The transition of the UK National Lottery licence will go ahead as planned after Camelot’s legal bid to prevent the handover to Allwyn was thrown out by the High Court.
Camelot, who have been the preferred supplier since the lottery’s foundation in 1994, lost out to Allwyn in a competition that saw the European firm graded as a better prospect, in the eyes of the UK Gambling Commission, than the incumbent.
The baton was supposed to be passed in August 2023, however delays – brought about by the global crisi, amongst other things – saw the transition moved back an additional six months.
And Camelot wanted to extend that delay even further, with their legal challenge indefinitely suspending the handover until the outstanding matters had been solved in court.
But a High Court judge has now ruled that the transition can continue on the agreed timeline – pending a further legal battle that will unfold in October as Camelot seek damages from the Gambling Commission.
Reflecting on the High Court’s decision, a spokesperson for the regulator said:
“On 15 March, the Gambling Commission announced Allwyn Entertainment as preferred applicant for the fourth National Lottery licence.
“The Commission subsequently received legal proceedings in relation to the competition process, placing an automatic suspension on our ability to formally award the licence to Allwyn. We made clear that disrupting the implementation of Allwyn’s plans would present potentially severe consequences for the National Lottery and good causes.
“Today – 29 June – the court agreed to lift the suspension. We will, therefore, begin the important work of formally awarding the licence to Allwyn.”
In response, a representative from Camelot described the decision as ‘disappointing’, but that the company believes they still have a ‘very strong legal case’ against the regulator.
Another Day in Court
All of the parties will renew their acquaintances in the courts in October – that’s when Camelot will make their accusation that the Commission’s competition for the next lottery licence delivered a ‘badly wrong’ verdict.
Their chief executive, Nigel Railton, said back in April:
“We are launching a legal challenge today in our capacity as an applicant for the fourth [National Lottery] licence, because we firmly believe that the Gambling Commission has got this decision badly wrong.

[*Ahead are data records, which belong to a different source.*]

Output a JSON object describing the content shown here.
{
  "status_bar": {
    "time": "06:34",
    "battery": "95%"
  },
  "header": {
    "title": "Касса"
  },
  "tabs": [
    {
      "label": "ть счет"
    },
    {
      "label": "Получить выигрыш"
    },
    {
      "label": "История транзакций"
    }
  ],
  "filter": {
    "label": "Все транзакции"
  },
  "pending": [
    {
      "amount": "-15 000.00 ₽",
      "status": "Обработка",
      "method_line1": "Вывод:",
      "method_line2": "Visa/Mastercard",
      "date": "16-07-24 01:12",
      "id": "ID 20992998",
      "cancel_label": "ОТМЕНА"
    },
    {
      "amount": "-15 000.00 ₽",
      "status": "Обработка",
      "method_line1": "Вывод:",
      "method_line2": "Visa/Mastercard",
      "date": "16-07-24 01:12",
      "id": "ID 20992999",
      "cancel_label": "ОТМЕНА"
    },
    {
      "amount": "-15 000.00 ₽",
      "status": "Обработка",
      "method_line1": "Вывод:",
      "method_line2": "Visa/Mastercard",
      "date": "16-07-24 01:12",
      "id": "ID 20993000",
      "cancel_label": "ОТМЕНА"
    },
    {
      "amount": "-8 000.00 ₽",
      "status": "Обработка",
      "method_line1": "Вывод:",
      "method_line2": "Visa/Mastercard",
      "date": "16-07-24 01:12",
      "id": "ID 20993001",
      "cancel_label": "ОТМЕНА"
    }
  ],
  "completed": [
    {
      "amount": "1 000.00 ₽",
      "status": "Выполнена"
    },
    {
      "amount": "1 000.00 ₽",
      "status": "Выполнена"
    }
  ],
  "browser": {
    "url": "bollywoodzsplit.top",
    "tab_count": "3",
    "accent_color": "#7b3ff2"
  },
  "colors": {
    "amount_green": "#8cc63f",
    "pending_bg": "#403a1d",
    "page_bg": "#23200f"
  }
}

“When we received the result, we were shocked by aspects of the decision,” Railton continued. “Despite lengthy correspondence, the commission has failed to provide a satisfactory response. We are therefore left with no choice but to ask the court to establish what happened.”
The regulator has consistently played a straight bat in return, and poo-pooed any notion that Camelot had been treated unfairly.
“We regret Camelot’s decision to bring legal proceedings following the outcome of a highly successful competition for the fourth National Lottery licence,” a statement from the Commission read. “The competition and our evaluation have been carried out fairly and lawfully in accordance with our statutory duties, and we are confident that a court would come to that conclusion.
“We have taken every step possible to ensure a level playing field for all interested parties, to enable us to appoint a licensee who will engage and protect players, run the National Lottery with integrity and ensure the National Lottery continues to support good causes and their contribution to society.”